I'm caught as we turn onto Taylor and the three guys I was pursuing don't look like they are going to make it either. The peloton shatters and my effort to get away has cost me. The legs are rubbery now as are many others around me. A Navigator rider has a chain skip or something and crashes down on his top tube next to me, screaming in pain. Over the top the bunch has split into three or four segments of 15 or so riders each. I'm alone for 7UP in the second one. Nobody to work for and nobody to pull for me; and it seems that the riders around me are resigned to minor placings.
Horner wins and actually continues on for a few hundred meters believing he still has another lap to go. McCormack has done an amazing ride to hold off the bunch for second, and evergreen Ekimov wins the field sprint for the last podium placing. It's not exactly an upset result, seeing as how Horner is the number one ranked US rider and McCormack is reigning USPRO road champion. But the euro heavies didn't crush everyone either. I'd say that the euros (like ourselves) were behind the eight ball all day and found themselves forced to chase or let the race go away. The Saturn boys were cagey, never really did a team chase (that I saw, anyway) and saved as many bullets as they could for the finish. Hats off to them!
I don't know if my middling ride here will affect my selection for world's, but I still think I can do a good job for Hincapie in Hamilton. I hope that I'll get to go so I can at least redeem myself in another major race before the long winter break. Even if I won the Vuelta Sinaloa (starting next week) it's thousands of miles away and off the radar screen for most people. I don't know how much a good ride in Sinaloa would salve the disappointment from San Fran. Keepin' the chin up, though!

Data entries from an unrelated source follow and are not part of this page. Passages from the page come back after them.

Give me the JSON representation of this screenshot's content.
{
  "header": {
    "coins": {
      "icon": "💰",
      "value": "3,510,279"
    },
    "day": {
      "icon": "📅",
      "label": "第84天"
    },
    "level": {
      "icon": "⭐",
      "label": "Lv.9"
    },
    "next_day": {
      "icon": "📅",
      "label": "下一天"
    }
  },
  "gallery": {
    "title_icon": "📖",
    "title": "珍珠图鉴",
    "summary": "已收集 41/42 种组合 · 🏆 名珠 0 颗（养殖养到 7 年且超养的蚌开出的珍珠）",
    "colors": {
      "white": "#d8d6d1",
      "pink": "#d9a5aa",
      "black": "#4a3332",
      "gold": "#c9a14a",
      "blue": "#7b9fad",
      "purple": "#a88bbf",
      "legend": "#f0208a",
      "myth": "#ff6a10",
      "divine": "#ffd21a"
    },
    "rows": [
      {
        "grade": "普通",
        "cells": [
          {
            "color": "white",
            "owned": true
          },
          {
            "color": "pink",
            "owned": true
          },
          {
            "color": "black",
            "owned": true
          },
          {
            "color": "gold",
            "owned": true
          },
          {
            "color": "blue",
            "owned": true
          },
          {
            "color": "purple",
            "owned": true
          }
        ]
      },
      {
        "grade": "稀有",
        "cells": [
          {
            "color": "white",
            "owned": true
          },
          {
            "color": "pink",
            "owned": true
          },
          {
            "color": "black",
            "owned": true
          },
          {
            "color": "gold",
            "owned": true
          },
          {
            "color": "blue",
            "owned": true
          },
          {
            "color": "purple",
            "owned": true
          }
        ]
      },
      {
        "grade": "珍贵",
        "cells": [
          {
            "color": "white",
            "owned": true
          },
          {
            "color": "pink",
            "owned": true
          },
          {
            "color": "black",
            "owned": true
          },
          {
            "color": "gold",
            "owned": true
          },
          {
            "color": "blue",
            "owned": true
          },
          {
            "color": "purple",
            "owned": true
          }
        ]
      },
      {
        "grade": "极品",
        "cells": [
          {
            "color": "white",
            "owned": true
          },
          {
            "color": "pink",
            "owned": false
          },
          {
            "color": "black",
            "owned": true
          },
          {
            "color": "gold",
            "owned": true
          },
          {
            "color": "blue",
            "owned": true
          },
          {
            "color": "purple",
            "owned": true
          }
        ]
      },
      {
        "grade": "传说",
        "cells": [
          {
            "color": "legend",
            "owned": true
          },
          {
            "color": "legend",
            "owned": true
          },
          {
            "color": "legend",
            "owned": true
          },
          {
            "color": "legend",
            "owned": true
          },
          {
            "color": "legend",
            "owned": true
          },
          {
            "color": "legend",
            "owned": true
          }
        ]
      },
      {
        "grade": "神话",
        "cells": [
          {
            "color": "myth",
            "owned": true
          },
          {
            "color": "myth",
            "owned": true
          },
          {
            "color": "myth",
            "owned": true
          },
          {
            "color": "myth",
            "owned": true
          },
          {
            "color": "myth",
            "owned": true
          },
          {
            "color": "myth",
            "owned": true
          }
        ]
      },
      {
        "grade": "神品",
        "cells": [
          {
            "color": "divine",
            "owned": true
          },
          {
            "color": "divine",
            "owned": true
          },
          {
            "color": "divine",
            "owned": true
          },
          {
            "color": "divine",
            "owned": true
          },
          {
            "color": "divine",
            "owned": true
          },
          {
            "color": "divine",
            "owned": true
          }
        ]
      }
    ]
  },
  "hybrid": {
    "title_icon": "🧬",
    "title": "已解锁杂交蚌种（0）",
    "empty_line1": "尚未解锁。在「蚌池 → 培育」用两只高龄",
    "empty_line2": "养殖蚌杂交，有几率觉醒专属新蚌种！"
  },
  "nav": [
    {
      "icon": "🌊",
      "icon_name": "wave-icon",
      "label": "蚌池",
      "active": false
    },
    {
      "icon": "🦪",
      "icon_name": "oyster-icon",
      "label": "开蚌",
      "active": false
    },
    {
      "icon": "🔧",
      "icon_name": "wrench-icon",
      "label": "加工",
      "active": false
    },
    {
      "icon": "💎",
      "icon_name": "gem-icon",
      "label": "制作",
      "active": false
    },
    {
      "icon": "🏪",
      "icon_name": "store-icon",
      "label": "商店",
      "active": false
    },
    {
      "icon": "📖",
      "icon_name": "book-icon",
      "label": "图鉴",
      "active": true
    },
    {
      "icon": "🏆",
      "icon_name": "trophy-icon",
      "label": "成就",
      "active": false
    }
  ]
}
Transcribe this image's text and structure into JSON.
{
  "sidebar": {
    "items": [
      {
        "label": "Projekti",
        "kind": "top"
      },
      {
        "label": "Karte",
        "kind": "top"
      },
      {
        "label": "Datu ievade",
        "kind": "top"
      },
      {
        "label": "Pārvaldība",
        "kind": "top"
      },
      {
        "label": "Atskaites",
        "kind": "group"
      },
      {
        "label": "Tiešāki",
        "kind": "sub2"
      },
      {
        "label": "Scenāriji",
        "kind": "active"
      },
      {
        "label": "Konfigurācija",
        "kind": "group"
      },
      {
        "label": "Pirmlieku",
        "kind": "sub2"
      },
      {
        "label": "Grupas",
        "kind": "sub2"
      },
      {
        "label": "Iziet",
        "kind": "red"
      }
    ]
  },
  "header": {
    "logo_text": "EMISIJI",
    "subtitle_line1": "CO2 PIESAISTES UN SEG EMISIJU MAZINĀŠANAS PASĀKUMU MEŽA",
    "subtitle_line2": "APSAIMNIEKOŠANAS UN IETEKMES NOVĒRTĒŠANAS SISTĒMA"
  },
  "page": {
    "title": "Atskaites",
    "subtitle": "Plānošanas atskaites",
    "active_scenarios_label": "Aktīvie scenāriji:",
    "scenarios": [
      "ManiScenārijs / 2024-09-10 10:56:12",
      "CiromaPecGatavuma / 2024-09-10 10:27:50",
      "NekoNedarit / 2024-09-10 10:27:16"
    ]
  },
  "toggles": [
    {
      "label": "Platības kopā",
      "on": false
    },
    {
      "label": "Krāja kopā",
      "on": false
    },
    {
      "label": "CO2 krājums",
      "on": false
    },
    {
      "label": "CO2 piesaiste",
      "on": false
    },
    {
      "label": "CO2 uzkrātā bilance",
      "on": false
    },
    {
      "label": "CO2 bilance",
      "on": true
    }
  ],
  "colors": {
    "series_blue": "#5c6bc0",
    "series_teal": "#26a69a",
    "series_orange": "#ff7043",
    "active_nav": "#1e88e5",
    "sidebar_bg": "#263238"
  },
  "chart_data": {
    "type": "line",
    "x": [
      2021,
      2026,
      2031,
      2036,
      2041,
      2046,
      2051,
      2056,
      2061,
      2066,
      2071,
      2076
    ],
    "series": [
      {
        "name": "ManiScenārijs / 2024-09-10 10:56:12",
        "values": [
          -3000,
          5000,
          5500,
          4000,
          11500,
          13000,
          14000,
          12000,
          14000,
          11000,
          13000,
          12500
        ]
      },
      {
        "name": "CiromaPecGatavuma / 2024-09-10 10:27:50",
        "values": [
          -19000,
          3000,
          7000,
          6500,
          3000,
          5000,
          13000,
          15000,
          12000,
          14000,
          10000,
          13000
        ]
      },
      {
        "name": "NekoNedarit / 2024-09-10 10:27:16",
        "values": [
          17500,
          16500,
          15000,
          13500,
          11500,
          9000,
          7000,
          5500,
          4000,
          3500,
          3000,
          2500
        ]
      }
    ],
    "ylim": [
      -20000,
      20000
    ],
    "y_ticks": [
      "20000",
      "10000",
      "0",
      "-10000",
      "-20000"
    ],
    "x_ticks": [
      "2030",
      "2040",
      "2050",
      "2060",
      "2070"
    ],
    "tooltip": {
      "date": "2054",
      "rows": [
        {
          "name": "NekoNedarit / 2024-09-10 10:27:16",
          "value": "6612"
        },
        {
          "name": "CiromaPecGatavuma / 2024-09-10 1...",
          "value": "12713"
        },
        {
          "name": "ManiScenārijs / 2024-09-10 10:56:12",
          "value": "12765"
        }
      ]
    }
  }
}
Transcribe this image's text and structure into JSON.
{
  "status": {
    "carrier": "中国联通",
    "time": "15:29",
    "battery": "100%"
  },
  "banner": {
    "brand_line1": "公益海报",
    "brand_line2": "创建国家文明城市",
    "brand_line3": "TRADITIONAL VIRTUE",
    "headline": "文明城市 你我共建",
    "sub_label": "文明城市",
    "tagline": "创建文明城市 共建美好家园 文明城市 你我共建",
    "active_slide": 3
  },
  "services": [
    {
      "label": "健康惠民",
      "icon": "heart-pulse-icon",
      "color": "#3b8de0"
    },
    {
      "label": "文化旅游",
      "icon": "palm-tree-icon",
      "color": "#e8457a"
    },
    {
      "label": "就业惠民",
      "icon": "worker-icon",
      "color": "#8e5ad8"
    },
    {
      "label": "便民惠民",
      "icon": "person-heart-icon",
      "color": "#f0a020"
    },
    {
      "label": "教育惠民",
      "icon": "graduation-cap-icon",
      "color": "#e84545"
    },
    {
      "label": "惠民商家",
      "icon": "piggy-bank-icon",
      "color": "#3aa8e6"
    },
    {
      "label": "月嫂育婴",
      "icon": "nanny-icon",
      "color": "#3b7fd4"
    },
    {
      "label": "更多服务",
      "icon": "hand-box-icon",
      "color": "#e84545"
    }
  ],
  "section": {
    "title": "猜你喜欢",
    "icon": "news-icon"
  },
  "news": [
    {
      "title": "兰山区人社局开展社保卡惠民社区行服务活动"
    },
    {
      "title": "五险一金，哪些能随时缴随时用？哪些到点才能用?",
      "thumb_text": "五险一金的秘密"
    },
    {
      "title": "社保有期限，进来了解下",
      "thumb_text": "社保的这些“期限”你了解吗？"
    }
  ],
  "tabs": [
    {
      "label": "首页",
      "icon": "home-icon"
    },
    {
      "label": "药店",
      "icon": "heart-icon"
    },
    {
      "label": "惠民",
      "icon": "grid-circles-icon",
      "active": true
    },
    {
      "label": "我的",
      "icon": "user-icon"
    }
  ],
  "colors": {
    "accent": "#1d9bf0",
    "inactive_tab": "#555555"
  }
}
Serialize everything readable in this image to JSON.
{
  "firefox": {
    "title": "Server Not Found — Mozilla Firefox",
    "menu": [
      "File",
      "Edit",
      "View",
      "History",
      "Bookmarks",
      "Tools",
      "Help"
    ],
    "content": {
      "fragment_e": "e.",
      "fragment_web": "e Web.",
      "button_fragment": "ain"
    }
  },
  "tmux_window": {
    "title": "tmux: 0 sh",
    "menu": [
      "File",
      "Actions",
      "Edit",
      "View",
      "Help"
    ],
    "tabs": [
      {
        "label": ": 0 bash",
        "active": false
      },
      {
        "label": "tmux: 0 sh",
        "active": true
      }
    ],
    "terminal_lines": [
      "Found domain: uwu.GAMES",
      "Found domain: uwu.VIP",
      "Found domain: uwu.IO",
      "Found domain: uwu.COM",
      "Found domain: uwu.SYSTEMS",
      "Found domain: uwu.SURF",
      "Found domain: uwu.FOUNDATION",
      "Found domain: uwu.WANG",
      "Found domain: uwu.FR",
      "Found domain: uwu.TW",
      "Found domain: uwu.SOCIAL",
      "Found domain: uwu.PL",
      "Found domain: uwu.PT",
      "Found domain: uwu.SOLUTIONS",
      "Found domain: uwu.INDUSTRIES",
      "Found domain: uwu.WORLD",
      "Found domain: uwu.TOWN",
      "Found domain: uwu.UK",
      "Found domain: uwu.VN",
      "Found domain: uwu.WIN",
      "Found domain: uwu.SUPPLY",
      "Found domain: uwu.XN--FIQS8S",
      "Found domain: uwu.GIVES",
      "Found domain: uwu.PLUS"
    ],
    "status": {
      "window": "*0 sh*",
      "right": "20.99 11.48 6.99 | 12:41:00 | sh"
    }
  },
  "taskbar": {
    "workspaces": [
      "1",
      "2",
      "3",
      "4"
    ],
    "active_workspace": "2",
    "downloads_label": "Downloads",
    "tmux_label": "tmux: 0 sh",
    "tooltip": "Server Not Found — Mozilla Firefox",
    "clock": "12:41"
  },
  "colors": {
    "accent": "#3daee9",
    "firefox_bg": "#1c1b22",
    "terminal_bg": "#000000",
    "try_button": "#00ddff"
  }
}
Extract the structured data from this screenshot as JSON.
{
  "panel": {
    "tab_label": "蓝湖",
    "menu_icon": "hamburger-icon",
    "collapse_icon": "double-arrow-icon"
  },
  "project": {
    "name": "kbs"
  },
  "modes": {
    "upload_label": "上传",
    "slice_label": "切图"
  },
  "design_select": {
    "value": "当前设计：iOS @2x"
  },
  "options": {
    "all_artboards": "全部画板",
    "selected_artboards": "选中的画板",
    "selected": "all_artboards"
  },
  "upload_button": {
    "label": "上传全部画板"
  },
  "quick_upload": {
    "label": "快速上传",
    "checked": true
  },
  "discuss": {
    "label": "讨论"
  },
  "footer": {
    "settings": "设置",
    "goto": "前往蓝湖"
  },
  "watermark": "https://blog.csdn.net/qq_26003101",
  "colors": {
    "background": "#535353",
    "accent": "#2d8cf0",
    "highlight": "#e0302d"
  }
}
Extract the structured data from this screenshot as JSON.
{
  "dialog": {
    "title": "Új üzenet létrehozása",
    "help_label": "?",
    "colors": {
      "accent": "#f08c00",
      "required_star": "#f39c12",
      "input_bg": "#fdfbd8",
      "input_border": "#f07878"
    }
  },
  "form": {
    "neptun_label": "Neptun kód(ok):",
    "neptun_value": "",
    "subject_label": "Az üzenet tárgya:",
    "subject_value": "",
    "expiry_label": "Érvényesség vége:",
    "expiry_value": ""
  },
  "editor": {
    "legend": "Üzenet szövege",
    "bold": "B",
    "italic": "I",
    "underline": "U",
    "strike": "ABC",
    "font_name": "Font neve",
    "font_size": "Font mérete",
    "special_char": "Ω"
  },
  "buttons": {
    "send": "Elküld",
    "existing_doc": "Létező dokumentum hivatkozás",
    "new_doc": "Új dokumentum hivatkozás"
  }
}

End of an era
Today was the last professional race for our Doug Ziewacz. Farewell buddy, even your caustic sense of humor (mostly at my expense!) will be sorely missed next year. We all wish you the best of luck in "the real world".
It was also the last race for several US professional teams. The tight economy is hitting cycling sponsorship hard, despite Lance's success in the Tour. Fortunately I do have a racing job for 2004, and hope that it will be my best season ever.
Email John at firstname.lastname@example.org